— Problem details —
Please output every entry below exactly as written, leaving out any pictures.

— Data records for software interfaces —
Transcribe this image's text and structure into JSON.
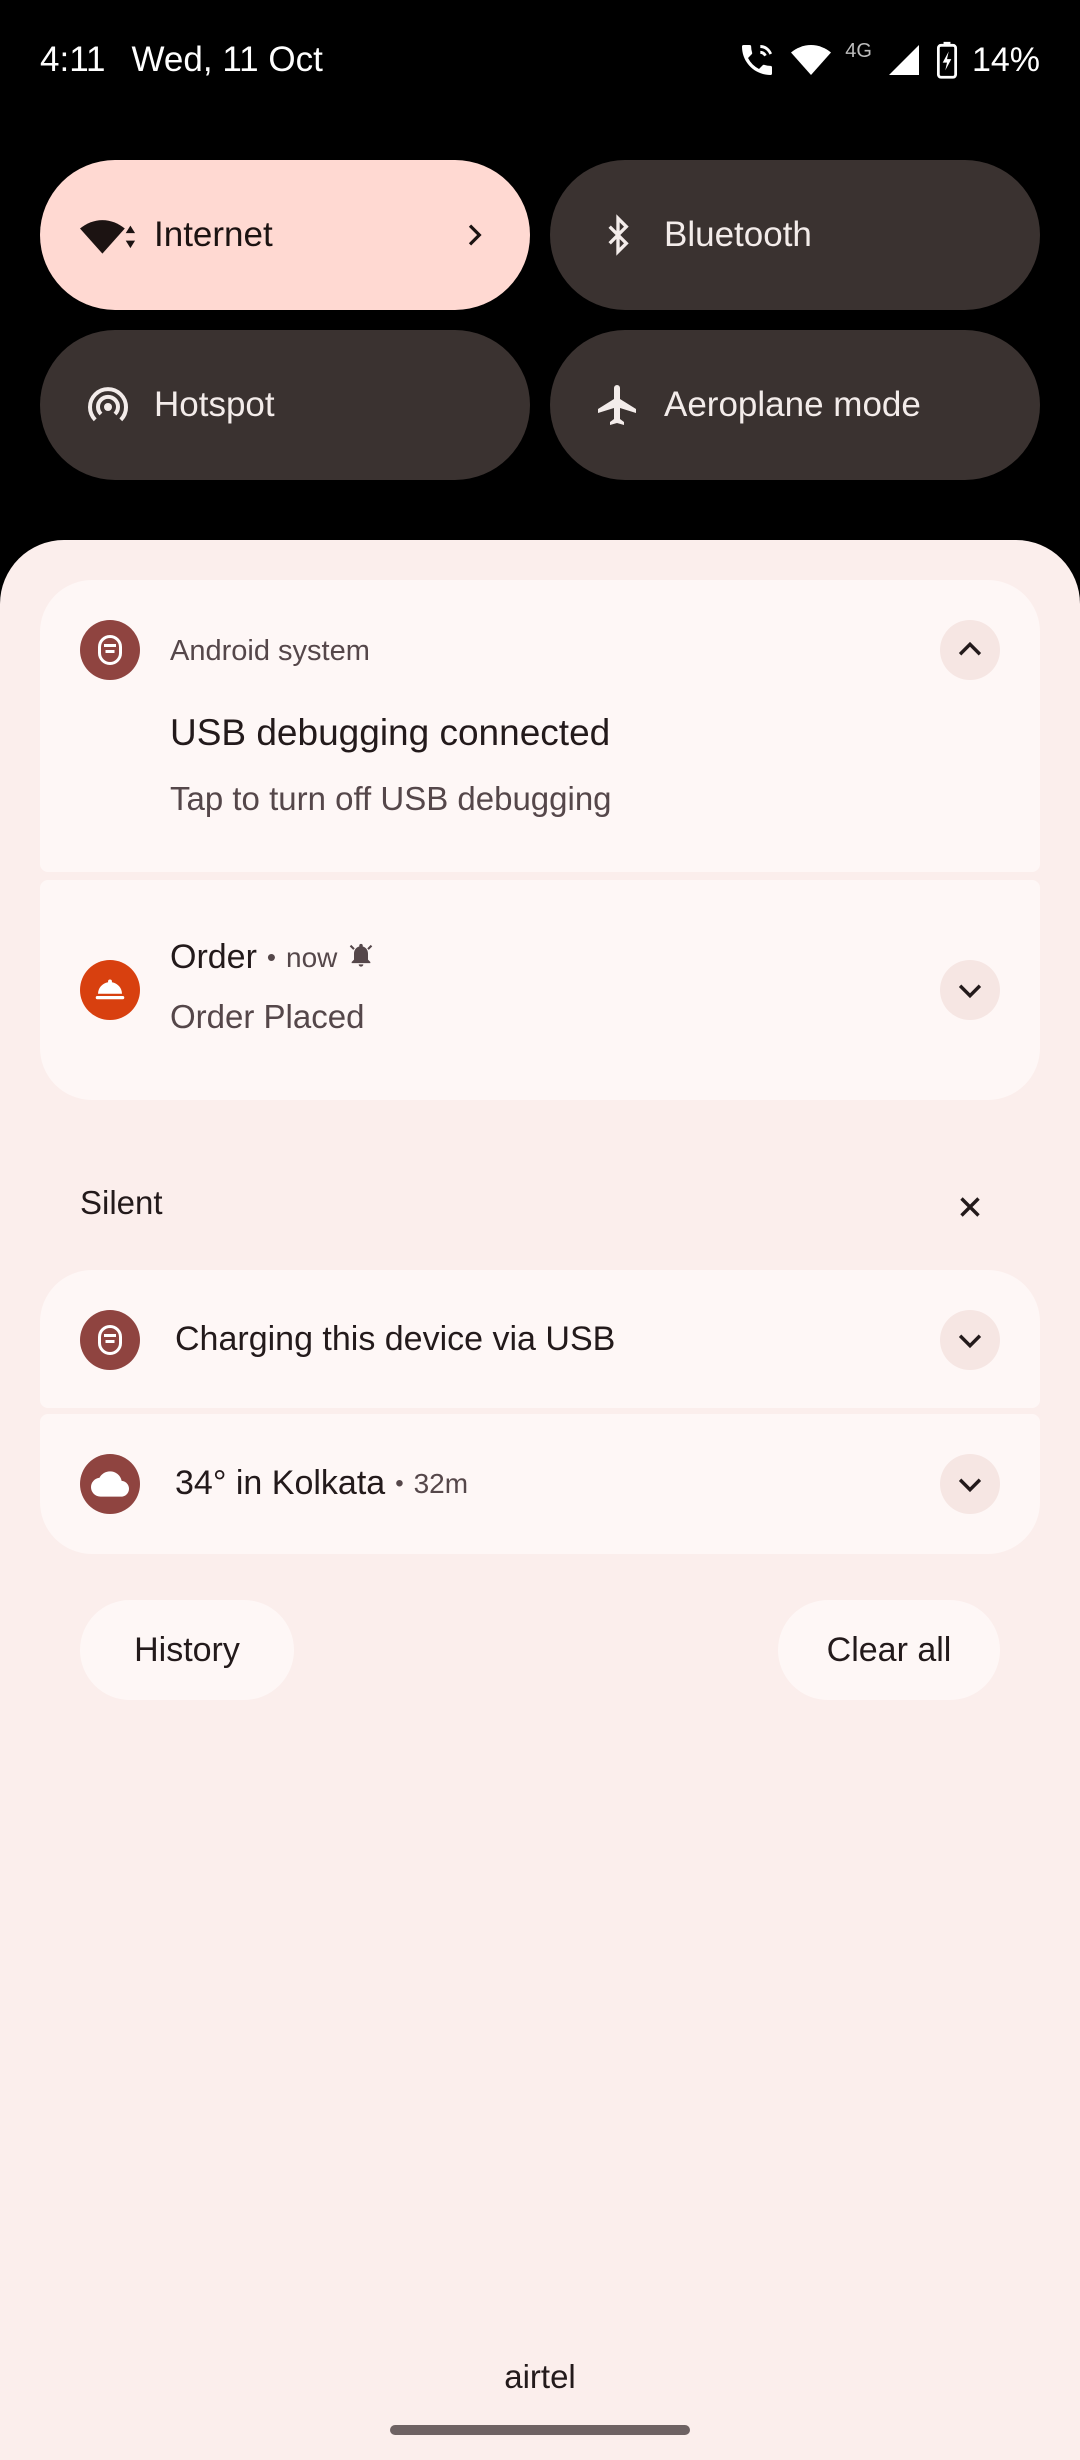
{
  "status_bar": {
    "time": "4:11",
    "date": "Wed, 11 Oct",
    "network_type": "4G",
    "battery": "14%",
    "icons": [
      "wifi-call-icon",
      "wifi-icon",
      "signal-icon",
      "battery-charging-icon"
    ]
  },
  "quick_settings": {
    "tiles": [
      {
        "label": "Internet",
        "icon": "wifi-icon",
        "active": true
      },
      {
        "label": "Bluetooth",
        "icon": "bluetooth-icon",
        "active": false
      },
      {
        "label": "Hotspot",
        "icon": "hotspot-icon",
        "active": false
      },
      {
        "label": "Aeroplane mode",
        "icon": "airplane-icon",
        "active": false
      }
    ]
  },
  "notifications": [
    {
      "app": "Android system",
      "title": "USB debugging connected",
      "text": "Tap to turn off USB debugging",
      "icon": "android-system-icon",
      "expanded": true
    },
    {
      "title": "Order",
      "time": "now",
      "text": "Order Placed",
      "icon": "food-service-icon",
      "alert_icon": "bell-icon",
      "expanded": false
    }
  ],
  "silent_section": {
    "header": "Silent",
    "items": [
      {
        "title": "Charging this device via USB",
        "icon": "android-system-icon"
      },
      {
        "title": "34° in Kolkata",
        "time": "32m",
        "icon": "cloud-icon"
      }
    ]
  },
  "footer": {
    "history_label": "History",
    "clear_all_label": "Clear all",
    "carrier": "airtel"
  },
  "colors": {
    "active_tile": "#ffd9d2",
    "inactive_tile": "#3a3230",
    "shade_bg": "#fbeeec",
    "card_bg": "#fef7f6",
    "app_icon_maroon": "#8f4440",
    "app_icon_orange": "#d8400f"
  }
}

— Exercise answer —
Transcribe this image's text and structure into JSON.
{
  "status_bar": {
    "time": "4:11",
    "date": "Wed, 11 Oct",
    "network_type": "4G",
    "battery": "14%",
    "icons": [
      "wifi-call-icon",
      "wifi-icon",
      "signal-icon",
      "battery-charging-icon"
    ]
  },
  "quick_settings": {
    "tiles": [
      {
        "label": "Internet",
        "icon": "wifi-icon",
        "active": true
      },
      {
        "label": "Bluetooth",
        "icon": "bluetooth-icon",
        "active": false
      },
      {
        "label": "Hotspot",
        "icon": "hotspot-icon",
        "active": false
      },
      {
        "label": "Aeroplane mode",
        "icon": "airplane-icon",
        "active": false
      }
    ]
  },
  "notifications": [
    {
      "app": "Android system",
      "title": "USB debugging connected",
      "text": "Tap to turn off USB debugging",
      "icon": "android-system-icon",
      "expanded": true
    },
    {
      "title": "Order",
      "time": "now",
      "text": "Order Placed",
      "icon": "food-service-icon",
      "alert_icon": "bell-icon",
      "expanded": false
    }
  ],
  "silent_section": {
    "header": "Silent",
    "items": [
      {
        "title": "Charging this device via USB",
        "icon": "android-system-icon"
      },
      {
        "title": "34° in Kolkata",
        "time": "32m",
        "icon": "cloud-icon"
      }
    ]
  },
  "footer": {
    "history_label": "History",
    "clear_all_label": "Clear all",
    "carrier": "airtel"
  },
  "colors": {
    "active_tile": "#ffd9d2",
    "inactive_tile": "#3a3230",
    "shade_bg": "#fbeeec",
    "card_bg": "#fef7f6",
    "app_icon_maroon": "#8f4440",
    "app_icon_orange": "#d8400f"
  }
}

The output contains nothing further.